- **Requirement**: The records that follow must all be duplicated exactly.

(Data items)
- Opening Delimiter -
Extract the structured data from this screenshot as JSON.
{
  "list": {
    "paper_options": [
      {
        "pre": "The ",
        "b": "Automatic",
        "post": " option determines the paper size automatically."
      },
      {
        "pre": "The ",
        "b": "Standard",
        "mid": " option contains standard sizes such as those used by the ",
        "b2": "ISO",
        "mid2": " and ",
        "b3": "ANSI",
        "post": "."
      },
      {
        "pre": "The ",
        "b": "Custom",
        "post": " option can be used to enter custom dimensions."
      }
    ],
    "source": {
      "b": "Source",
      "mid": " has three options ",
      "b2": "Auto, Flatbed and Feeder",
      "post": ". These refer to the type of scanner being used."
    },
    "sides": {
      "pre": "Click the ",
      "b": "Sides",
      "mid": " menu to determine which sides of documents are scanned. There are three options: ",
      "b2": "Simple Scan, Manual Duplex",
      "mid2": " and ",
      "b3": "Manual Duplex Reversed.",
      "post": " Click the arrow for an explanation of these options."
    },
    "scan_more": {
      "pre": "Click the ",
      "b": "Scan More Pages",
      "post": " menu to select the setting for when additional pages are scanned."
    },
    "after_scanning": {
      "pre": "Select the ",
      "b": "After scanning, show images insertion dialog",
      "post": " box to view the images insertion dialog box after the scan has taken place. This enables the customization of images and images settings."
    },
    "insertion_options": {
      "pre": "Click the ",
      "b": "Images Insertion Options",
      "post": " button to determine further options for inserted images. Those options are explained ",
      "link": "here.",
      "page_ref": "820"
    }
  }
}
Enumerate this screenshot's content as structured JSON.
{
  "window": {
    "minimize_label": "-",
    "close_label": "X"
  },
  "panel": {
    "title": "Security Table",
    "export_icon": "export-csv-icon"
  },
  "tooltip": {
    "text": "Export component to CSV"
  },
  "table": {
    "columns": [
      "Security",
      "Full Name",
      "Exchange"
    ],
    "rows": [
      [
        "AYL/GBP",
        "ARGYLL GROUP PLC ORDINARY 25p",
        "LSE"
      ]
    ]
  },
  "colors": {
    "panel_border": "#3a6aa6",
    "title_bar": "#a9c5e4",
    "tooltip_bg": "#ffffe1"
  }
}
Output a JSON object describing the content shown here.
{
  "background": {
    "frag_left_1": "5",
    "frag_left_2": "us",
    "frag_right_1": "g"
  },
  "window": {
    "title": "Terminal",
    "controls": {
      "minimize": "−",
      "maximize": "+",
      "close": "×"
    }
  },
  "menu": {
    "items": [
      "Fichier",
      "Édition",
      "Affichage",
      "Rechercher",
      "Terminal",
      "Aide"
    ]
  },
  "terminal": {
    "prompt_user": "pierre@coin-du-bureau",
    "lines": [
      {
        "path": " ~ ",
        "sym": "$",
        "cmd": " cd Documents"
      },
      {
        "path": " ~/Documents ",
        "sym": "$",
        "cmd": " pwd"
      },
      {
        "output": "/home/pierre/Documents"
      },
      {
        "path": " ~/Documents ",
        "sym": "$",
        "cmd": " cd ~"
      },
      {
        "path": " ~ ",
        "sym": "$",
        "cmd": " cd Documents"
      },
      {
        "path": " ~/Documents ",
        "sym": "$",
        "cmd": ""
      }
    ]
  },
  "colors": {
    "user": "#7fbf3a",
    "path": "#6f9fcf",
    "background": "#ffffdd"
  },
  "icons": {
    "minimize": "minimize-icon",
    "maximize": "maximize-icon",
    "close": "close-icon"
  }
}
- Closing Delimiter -
- **Response**:
Extract the structured data from this screenshot as JSON.
{
  "list": {
    "paper_options": [
      {
        "pre": "The ",
        "b": "Automatic",
        "post": " option determines the paper size automatically."
      },
      {
        "pre": "The ",
        "b": "Standard",
        "mid": " option contains standard sizes such as those used by the ",
        "b2": "ISO",
        "mid2": " and ",
        "b3": "ANSI",
        "post": "."
      },
      {
        "pre": "The ",
        "b": "Custom",
        "post": " option can be used to enter custom dimensions."
      }
    ],
    "source": {
      "b": "Source",
      "mid": " has three options ",
      "b2": "Auto, Flatbed and Feeder",
      "post": ". These refer to the type of scanner being used."
    },
    "sides": {
      "pre": "Click the ",
      "b": "Sides",
      "mid": " menu to determine which sides of documents are scanned. There are three options: ",
      "b2": "Simple Scan, Manual Duplex",
      "mid2": " and ",
      "b3": "Manual Duplex Reversed.",
      "post": " Click the arrow for an explanation of these options."
    },
    "scan_more": {
      "pre": "Click the ",
      "b": "Scan More Pages",
      "post": " menu to select the setting for when additional pages are scanned."
    },
    "after_scanning": {
      "pre": "Select the ",
      "b": "After scanning, show images insertion dialog",
      "post": " box to view the images insertion dialog box after the scan has taken place. This enables the customization of images and images settings."
    },
    "insertion_options": {
      "pre": "Click the ",
      "b": "Images Insertion Options",
      "post": " button to determine further options for inserted images. Those options are explained ",
      "link": "here.",
      "page_ref": "820"
    }
  }
}
Enumerate this screenshot's content as structured JSON.
{
  "window": {
    "minimize_label": "-",
    "close_label": "X"
  },
  "panel": {
    "title": "Security Table",
    "export_icon": "export-csv-icon"
  },
  "tooltip": {
    "text": "Export component to CSV"
  },
  "table": {
    "columns": [
      "Security",
      "Full Name",
      "Exchange"
    ],
    "rows": [
      [
        "AYL/GBP",
        "ARGYLL GROUP PLC ORDINARY 25p",
        "LSE"
      ]
    ]
  },
  "colors": {
    "panel_border": "#3a6aa6",
    "title_bar": "#a9c5e4",
    "tooltip_bg": "#ffffe1"
  }
}
Output a JSON object describing the content shown here.
{
  "background": {
    "frag_left_1": "5",
    "frag_left_2": "us",
    "frag_right_1": "g"
  },
  "window": {
    "title": "Terminal",
    "controls": {
      "minimize": "−",
      "maximize": "+",
      "close": "×"
    }
  },
  "menu": {
    "items": [
      "Fichier",
      "Édition",
      "Affichage",
      "Rechercher",
      "Terminal",
      "Aide"
    ]
  },
  "terminal": {
    "prompt_user": "pierre@coin-du-bureau",
    "lines": [
      {
        "path": " ~ ",
        "sym": "$",
        "cmd": " cd Documents"
      },
      {
        "path": " ~/Documents ",
        "sym": "$",
        "cmd": " pwd"
      },
      {
        "output": "/home/pierre/Documents"
      },
      {
        "path": " ~/Documents ",
        "sym": "$",
        "cmd": " cd ~"
      },
      {
        "path": " ~ ",
        "sym": "$",
        "cmd": " cd Documents"
      },
      {
        "path": " ~/Documents ",
        "sym": "$",
        "cmd": ""
      }
    ]
  },
  "colors": {
    "user": "#7fbf3a",
    "path": "#6f9fcf",
    "background": "#ffffdd"
  },
  "icons": {
    "minimize": "minimize-icon",
    "maximize": "maximize-icon",
    "close": "close-icon"
  }
}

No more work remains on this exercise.